Nikon is among the best known camera manufacturers for good reason. Its range of SLRs includes some cameras that deliver performance and imaging clout where it matters. There are also models suitable for every level of user.
Prospective Nikon SLR buyers need to consider their photographic understanding as well as their current and future requirements.
The D4s, for example, is a very highly specified camera, but it's also littered with controls that could intimidate some potential users. It's also bulky and heavy making it less attractive as a camera to carry everywhere.
However, the D610, which is also a full-frame camera is significantly smaller. It also has a similar control system to the D7100, which is aimed at enthusiast photographers.
Let's take a look at the best options for each level of user.
Starting with entry-level cameras, the D3100 and D3200 are both wonderfully beginner-friendly, but the D3300 offers a significant upgrade in terms of features, specifications and image quality, making it a better value buy and well worth the extra money.
Moving up to mid-range models, those who want a little bit more from their camera will find the D5300 a great option.

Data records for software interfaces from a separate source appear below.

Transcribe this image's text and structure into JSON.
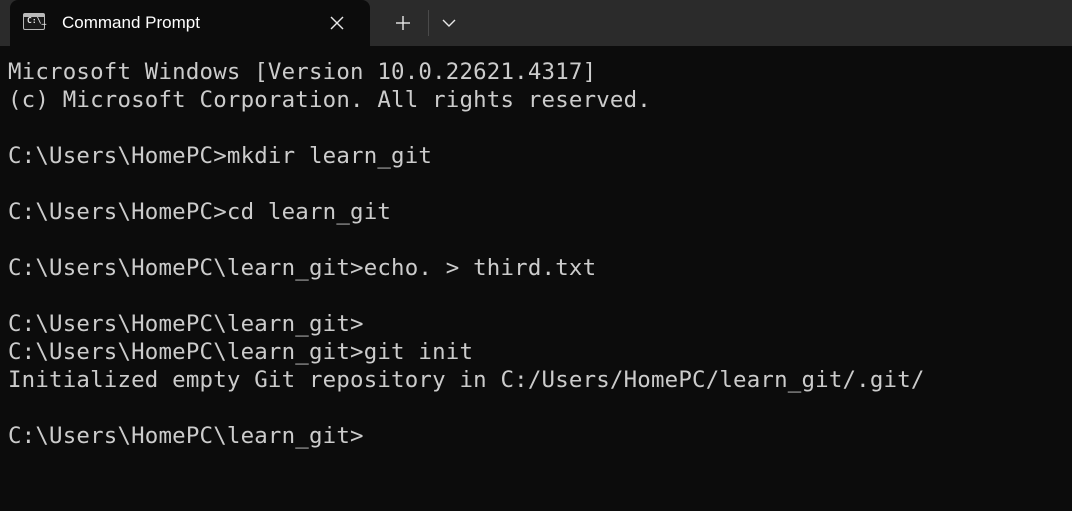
{
  "window": {
    "tab_title": "Command Prompt",
    "tab_icon": "cmd-icon",
    "tab_icon_text": "C:\\_",
    "close_icon": "close-icon",
    "new_tab_icon": "plus-icon",
    "dropdown_icon": "chevron-down-icon"
  },
  "terminal": {
    "lines": [
      "Microsoft Windows [Version 10.0.22621.4317]",
      "(c) Microsoft Corporation. All rights reserved.",
      "",
      "C:\\Users\\HomePC>mkdir learn_git",
      "",
      "C:\\Users\\HomePC>cd learn_git",
      "",
      "C:\\Users\\HomePC\\learn_git>echo. > third.txt",
      "",
      "C:\\Users\\HomePC\\learn_git>",
      "C:\\Users\\HomePC\\learn_git>git init",
      "Initialized empty Git repository in C:/Users/HomePC/learn_git/.git/",
      "",
      "C:\\Users\\HomePC\\learn_git>"
    ]
  },
  "colors": {
    "background": "#0c0c0c",
    "titlebar": "#2b2b2b",
    "text": "#cccccc"
  }
}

We have a few question marks over the D5200's colour accuracy under tricky lighting conditions, as well as its over-exuberance in vibrancy for green hues in landscape images. There's also an issue with banding in the shadows of high sensitivity images.
The D5300 puts these issues to rights, while also delivering exemplary all-round image quality, especially in terms of sharpness. Extra bonuses include built-in Wi-Fi and GPS, making it better connected to the world at large.
It's a trickier call in this area, with the D300s, D7100 and D610 all having a lot to offer enthusiast photographers.
All have excellent handling and easy-access controls that put important, creative shooting adjustments under your thumb.
Despite being a good option for sport and wildlife photographers, the D300s loses out when it comes to retaining low image noise and strong dynamic range at high sensitivity settings. On balance, the D7100 takes the accolades for an enthusiast-level DX camera. Our only reservation is that the memory buffer is a tight squeeze for rapid-fire bursts of shots in raw quality mode.
The D610, is also a great option and a superb route into full-frame photography. While it is compatible with Nikon DX lenses, you'll need a collection of FX lenses to get the real benefit of the larger sensor.
If, as we expect, the D4S follows the lead of the D4 then it will prove itself to be a professional workhorse that offers the best compromise for the widest range of shooting scenarios.
The D3x is almost as expensive and has a rather more dated design. Also, although it still produces excellent, high-resolution images at low sensitivity settings many photographers are likely to favour the D800 or D800E for their even higher pixel count.
The D800 and D800E offer the highest resolution of any Nikon camera to date, yet still manage very good high-ISO image quality. The 'E' version is worth buying if you want the greatest possible sharpness from the high-res sensor, and are willing to risk a very occasional moirÈ effect in your images.
The only real downside of both the D800 and D800E is that the maximum drive rate of 4fps can be a bit on the slow side for sports and wildlife photography.